## Exercise details
Among the lines of the records, please find those that contain the word "account" and copy them.

Records from a data collection
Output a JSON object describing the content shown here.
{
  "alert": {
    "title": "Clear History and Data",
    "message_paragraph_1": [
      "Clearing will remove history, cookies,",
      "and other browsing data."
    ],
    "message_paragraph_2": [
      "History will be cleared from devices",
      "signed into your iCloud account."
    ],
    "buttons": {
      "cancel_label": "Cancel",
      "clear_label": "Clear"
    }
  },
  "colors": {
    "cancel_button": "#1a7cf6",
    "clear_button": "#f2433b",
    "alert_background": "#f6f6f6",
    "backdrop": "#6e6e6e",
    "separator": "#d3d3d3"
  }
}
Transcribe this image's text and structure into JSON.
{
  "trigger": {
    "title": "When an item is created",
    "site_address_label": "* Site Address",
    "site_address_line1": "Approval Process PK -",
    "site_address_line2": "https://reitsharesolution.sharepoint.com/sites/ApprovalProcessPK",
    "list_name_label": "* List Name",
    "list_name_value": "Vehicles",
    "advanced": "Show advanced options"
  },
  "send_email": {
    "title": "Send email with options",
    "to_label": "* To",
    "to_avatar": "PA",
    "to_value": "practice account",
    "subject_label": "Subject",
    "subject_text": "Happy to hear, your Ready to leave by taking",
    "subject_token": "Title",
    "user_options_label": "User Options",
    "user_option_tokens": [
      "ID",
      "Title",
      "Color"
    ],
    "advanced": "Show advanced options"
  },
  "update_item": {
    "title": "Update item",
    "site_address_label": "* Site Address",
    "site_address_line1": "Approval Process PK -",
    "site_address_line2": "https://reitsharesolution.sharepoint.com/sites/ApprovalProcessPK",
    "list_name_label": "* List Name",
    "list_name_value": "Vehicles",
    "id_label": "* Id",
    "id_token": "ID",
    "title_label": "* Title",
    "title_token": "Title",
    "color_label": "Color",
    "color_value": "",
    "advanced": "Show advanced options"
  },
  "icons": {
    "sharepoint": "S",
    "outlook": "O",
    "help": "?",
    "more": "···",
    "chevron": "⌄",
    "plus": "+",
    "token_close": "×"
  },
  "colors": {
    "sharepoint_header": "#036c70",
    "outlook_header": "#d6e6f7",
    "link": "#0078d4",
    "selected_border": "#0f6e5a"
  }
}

## Exercise result
      "signed into your iCloud account."
    "to_value": "practice account",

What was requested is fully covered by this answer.